>>

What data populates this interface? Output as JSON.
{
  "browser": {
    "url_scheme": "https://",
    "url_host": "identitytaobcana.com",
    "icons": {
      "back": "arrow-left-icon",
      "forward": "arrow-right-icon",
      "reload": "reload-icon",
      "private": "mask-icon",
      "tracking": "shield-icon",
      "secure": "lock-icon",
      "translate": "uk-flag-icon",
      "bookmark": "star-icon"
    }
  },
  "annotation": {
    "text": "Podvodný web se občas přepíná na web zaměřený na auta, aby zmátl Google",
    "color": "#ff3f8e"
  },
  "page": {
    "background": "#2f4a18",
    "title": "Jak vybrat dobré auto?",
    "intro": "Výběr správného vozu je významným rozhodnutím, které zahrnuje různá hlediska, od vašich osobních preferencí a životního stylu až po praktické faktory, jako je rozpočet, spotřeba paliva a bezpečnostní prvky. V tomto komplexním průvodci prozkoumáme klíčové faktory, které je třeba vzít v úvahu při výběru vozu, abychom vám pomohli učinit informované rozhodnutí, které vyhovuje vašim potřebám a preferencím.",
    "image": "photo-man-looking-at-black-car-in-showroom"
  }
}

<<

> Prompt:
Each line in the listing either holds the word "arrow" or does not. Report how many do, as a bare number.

> Reply:
2